**Listed records:**
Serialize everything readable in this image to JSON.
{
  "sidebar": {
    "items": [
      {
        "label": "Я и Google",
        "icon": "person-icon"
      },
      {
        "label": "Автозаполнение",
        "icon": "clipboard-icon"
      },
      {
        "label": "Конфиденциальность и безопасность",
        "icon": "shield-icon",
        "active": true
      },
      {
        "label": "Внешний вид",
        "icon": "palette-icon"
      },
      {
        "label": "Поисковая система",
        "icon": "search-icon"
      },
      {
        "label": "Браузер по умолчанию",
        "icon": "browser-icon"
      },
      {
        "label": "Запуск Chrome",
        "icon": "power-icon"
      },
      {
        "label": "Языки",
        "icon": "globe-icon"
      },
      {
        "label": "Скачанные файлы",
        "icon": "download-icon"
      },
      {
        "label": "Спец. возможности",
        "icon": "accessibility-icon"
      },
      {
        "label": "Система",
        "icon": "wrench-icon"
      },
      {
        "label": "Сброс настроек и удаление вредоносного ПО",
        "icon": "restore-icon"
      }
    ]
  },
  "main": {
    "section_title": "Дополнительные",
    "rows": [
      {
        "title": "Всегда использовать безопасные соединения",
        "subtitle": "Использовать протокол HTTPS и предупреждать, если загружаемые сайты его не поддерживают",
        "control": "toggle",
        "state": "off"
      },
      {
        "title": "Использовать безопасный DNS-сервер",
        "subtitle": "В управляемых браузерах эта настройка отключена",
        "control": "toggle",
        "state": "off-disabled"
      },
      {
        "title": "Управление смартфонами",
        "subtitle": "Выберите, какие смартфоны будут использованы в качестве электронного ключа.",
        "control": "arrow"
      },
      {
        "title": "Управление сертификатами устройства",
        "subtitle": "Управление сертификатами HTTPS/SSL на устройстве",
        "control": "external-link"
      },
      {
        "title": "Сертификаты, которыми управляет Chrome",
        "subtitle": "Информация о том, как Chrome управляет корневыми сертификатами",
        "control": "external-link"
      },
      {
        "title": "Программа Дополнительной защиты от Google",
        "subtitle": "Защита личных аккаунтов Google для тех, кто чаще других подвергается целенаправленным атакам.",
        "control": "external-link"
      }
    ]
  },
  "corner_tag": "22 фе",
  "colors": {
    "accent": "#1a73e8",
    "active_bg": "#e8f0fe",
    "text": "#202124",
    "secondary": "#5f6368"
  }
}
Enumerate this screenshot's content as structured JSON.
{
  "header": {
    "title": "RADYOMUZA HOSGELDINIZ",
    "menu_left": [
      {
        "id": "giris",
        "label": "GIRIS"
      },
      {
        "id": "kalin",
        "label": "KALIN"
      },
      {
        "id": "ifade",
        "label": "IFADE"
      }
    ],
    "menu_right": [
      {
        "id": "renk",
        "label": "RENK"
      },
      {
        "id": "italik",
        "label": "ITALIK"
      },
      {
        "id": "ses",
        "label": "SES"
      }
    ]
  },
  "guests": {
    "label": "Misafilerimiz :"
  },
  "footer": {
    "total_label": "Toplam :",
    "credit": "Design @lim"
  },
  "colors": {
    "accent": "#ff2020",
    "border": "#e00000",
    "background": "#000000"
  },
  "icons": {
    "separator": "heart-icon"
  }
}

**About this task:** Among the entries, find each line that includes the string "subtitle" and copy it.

**Task answer:**
        "subtitle": "Использовать протокол HTTPS и предупреждать, если загружаемые сайты его не поддерживают",
        "subtitle": "В управляемых браузерах эта настройка отключена",
        "subtitle": "Выберите, какие смартфоны будут использованы в качестве электронного ключа.",
        "subtitle": "Управление сертификатами HTTPS/SSL на устройстве",
        "subtitle": "Информация о том, как Chrome управляет корневыми сертификатами",
        "subtitle": "Защита личных аккаунтов Google для тех, кто чаще других подвергается целенаправленным атакам.",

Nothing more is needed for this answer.